Picnic in the Dark is full of physical comedy, as well as details of Laurel and Hardy film plots and reflections on death, the function of laughter and the problems of a godless world. There is an unexpected and satisfying ending when the pair reach the end of the tunnel, guided by Stan’s ‘magic lighter thumb’ known to fans of his films, only to find that the tunnel opens onto more darkness, space and emptiness. Having said to Thomas Aquinas that he would prefer to risk everything and leap into the unknown to find out if there is an afterlife, Stan is then pushed by Thomas Aquinas into the void. This brings new relevance to all the questions set up during the pair’s discussions in the tunnel, particularly a discussion on how the body needs to experience something physically for the mind to understand. Thomas Aquinas then returns to the thirteenth century and laughs for the first time since he was five, having learned from Stan that this is another way of facing life.
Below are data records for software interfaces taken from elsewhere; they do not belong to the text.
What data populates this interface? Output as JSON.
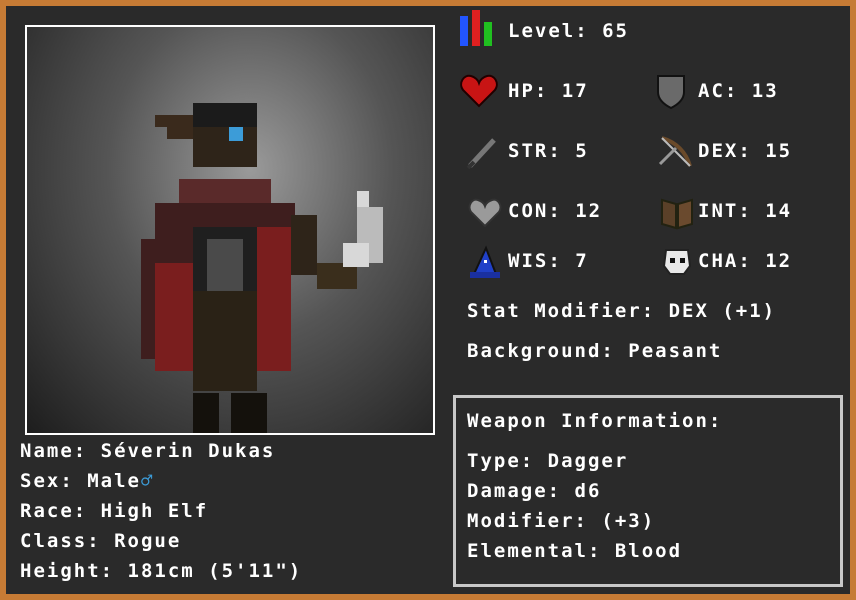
{
  "character": {
    "name_label": "Name:",
    "name": "Séverin Dukas",
    "sex_label": "Sex:",
    "sex": "Male",
    "sex_symbol": "♂",
    "race_label": "Race:",
    "race": "High Elf",
    "class_label": "Class:",
    "class": "Rogue",
    "height_label": "Height:",
    "height": "181cm (5'11\")"
  },
  "stats": {
    "level": "Level: 65",
    "hp": "HP: 17",
    "ac": "AC: 13",
    "str": "STR: 5",
    "dex": "DEX: 15",
    "con": "CON: 12",
    "int": "INT: 14",
    "wis": "WIS: 7",
    "cha": "CHA: 12",
    "stat_modifier": "Stat Modifier: DEX (+1)",
    "background": "Background: Peasant"
  },
  "weapon": {
    "title": "Weapon Information:",
    "type": "Type: Dagger",
    "damage": "Damage: d6",
    "modifier": "Modifier: (+3)",
    "elemental": "Elemental: Blood"
  },
  "colors": {
    "border": "#c67b35",
    "background": "#2a2a2a",
    "male_symbol": "#3c9cd8"
  }
}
Orths’ writing offers impressive insight into the emotional lives of both figures and demonstrates superb comic timing. Picnic in the Dark is a gem of a book, both easy to read and inspirational.